Mark Martin … Soprano?

8:20 mark
For Mark Martin, his Charlie Brown-esque championship history (five runner-up finishes) also applies to many of his results at Talladega. It hasn’t always been pretty, with the driver flipping as recently as 2009, but perhaps the worst hit of all came in 1994. Back then, the focus on brake failure wasn’t quite so severe, so Martin was more relieved—even jovial—to come out of this incident feeling OK … except for one specific body part we fellas feel pretty sensitive about.

by Tom Bowles

What the “25 Points” was he thinking?

With his win in the 2004 EA Sports 500, Dale Earnhardt Jr. drafted into the points lead and looked like a title favorite as the calendar turned from September to October. However, a 25-point penalty levied against him for using a certain four-letter word on national television in Victory Lane dropped him 12 points behind Kurt Busch in NASCAR’s inaugural Chase. Although Junior won again five weeks later, he never fully recovered in the championship standings. Sidenote: A fun game has spawned from this. Instead of using your preferred four-letter word, substitute the words “25 points” in its place. You’ll be amazed at how funny it remains and how many people will instantly know what you’re referring to.

by Matt Taliaferro

"Sarcastic" Tony makes an appearance

In this clip from May, Tony Stewart looked to be a mental disaster just moments after his No. 14 car wound up in the garage area. After years of drivers complaining about the plate package, Stewart decided to make his point by switching gears and doing the opposite: embracing its pitfalls. One of the more fascinating moments throughout this clip is the way in which the media seems baffled by Stewart’s responses, continuing to ask serious questions when the driver was anything but. Give him this: Dude can stay in character.

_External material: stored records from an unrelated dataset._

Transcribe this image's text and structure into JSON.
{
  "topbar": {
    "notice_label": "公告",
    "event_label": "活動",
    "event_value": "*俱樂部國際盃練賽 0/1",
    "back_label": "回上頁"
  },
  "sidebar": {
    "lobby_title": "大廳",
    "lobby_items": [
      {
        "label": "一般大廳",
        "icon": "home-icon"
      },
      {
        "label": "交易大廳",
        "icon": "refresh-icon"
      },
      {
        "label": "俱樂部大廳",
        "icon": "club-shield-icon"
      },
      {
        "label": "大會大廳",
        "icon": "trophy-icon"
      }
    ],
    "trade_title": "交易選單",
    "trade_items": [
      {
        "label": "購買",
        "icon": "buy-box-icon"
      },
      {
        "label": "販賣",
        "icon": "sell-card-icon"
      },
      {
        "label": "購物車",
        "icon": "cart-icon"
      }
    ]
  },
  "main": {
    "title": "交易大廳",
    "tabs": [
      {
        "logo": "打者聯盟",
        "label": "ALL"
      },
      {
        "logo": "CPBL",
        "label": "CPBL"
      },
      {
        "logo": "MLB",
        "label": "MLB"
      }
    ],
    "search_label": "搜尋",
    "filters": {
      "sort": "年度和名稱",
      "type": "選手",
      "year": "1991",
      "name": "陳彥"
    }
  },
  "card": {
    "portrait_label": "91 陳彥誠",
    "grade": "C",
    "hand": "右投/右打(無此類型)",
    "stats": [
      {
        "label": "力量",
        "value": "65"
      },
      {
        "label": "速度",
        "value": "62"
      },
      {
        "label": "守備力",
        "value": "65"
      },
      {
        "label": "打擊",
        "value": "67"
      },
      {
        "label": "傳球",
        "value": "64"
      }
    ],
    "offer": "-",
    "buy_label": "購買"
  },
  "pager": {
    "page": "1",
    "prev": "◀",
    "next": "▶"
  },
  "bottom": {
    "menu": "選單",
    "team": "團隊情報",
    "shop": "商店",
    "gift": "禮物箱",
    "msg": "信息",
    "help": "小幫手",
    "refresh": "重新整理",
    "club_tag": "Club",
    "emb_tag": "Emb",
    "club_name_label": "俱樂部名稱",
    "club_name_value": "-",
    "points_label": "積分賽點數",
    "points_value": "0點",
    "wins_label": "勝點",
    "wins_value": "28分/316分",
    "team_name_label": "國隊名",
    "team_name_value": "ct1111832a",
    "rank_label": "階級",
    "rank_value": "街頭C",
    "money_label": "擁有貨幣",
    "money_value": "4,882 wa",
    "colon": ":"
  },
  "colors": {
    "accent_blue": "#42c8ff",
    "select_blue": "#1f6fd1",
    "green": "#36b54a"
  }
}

by Tom Bowles

Greatest collection of post-race quotes ever?

Perhaps the most frightening incident seen at any NASCAR track in the recent past (naturally) spawned some of the most epic reactions. The Carl Edwards/Brad Keselowski battle royale of 2009 launched the former into the fence and the latter onto everyone’s radar. From the first-time winners' exuberance to Dale Earnhardt Jr.’s James Finch-chuckle to Edwards’ genius sponsor plug—and bone-chilling description of his in-wreck concerns—this post-race summary has it all.

by Tom Bowles